- Exercise brief -
Leaving out every picture, output the records below exactly as they are.

- Data for this exercise -
--------------------------------------------------
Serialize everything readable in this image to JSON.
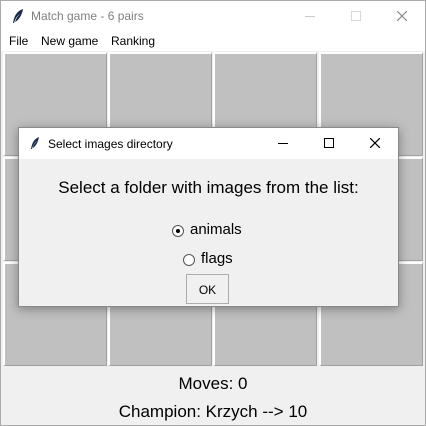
{
  "window": {
    "title": "Match game - 6 pairs"
  },
  "menu": [
    "File",
    "New game",
    "Ranking"
  ],
  "status": {
    "moves": "Moves: 0",
    "champion": "Champion: Krzych --> 10"
  },
  "dialog": {
    "title": "Select images directory",
    "prompt": "Select a folder with images from the list:",
    "options": [
      {
        "label": "animals",
        "selected": true
      },
      {
        "label": "flags",
        "selected": false
      }
    ],
    "ok_label": "OK"
  },
  "icons": {
    "app": "feather-icon",
    "minimize": "minimize-icon",
    "maximize": "maximize-icon",
    "close": "close-icon"
  }
}
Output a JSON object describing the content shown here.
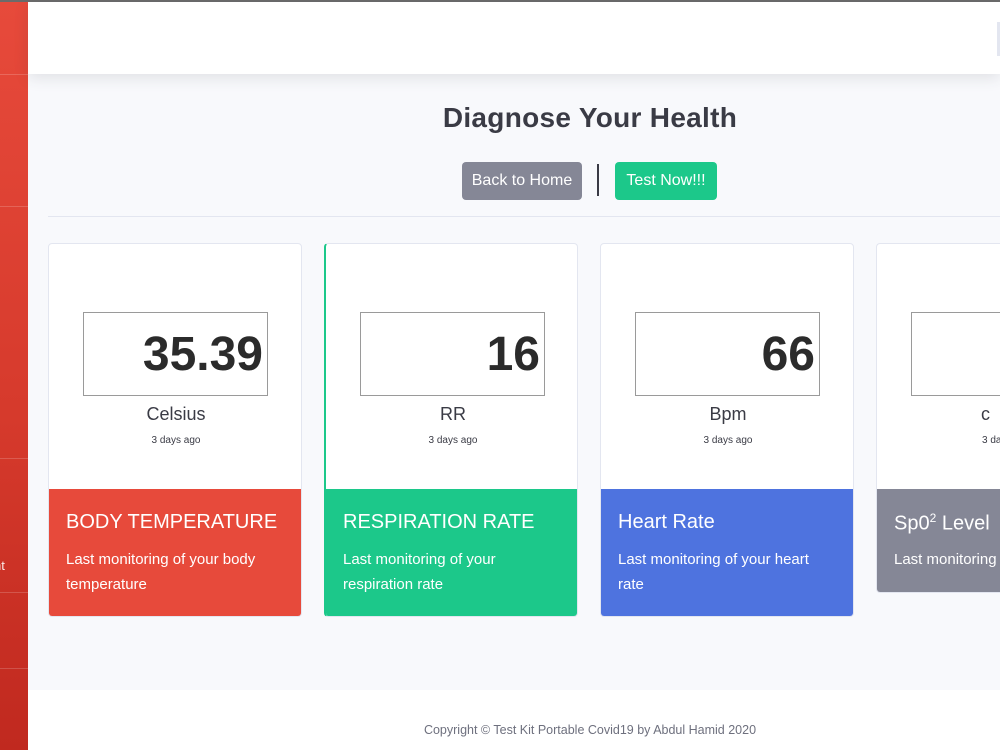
{
  "sidebar": {
    "fragment_text": "nt"
  },
  "main": {
    "title": "Diagnose Your Health",
    "buttons": {
      "home": "Back to Home",
      "test": "Test Now!!!"
    }
  },
  "cards": [
    {
      "value": "35.39",
      "unit": "Celsius",
      "time": "3 days ago",
      "title": "BODY TEMPERATURE",
      "description": "Last monitoring of your body temperature",
      "color": "#e74a3b"
    },
    {
      "value": "16",
      "unit": "RR",
      "time": "3 days ago",
      "title": "RESPIRATION RATE",
      "description": "Last monitoring of your respiration rate",
      "color": "#1cc88a"
    },
    {
      "value": "66",
      "unit": "Bpm",
      "time": "3 days ago",
      "title": "Heart Rate",
      "description": "Last monitoring of your heart rate",
      "color": "#4e73df"
    },
    {
      "value": "",
      "unit": "c",
      "time": "3 da",
      "title_main": "Sp0",
      "title_sup": "2",
      "title_rest": " Level",
      "description": "Last monitoring",
      "color": "#858796"
    }
  ],
  "footer": {
    "copyright": "Copyright © Test Kit Portable Covid19 by Abdul Hamid 2020"
  }
}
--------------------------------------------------
- Response area -
Serialize everything readable in this image to JSON.
{
  "window": {
    "title": "Match game - 6 pairs"
  },
  "menu": [
    "File",
    "New game",
    "Ranking"
  ],
  "status": {
    "moves": "Moves: 0",
    "champion": "Champion: Krzych --> 10"
  },
  "dialog": {
    "title": "Select images directory",
    "prompt": "Select a folder with images from the list:",
    "options": [
      {
        "label": "animals",
        "selected": true
      },
      {
        "label": "flags",
        "selected": false
      }
    ],
    "ok_label": "OK"
  },
  "icons": {
    "app": "feather-icon",
    "minimize": "minimize-icon",
    "maximize": "maximize-icon",
    "close": "close-icon"
  }
}
Output a JSON object describing the content shown here.
{
  "sidebar": {
    "fragment_text": "nt"
  },
  "main": {
    "title": "Diagnose Your Health",
    "buttons": {
      "home": "Back to Home",
      "test": "Test Now!!!"
    }
  },
  "cards": [
    {
      "value": "35.39",
      "unit": "Celsius",
      "time": "3 days ago",
      "title": "BODY TEMPERATURE",
      "description": "Last monitoring of your body temperature",
      "color": "#e74a3b"
    },
    {
      "value": "16",
      "unit": "RR",
      "time": "3 days ago",
      "title": "RESPIRATION RATE",
      "description": "Last monitoring of your respiration rate",
      "color": "#1cc88a"
    },
    {
      "value": "66",
      "unit": "Bpm",
      "time": "3 days ago",
      "title": "Heart Rate",
      "description": "Last monitoring of your heart rate",
      "color": "#4e73df"
    },
    {
      "value": "",
      "unit": "c",
      "time": "3 da",
      "title_main": "Sp0",
      "title_sup": "2",
      "title_rest": " Level",
      "description": "Last monitoring",
      "color": "#858796"
    }
  ],
  "footer": {
    "copyright": "Copyright © Test Kit Portable Covid19 by Abdul Hamid 2020"
  }
}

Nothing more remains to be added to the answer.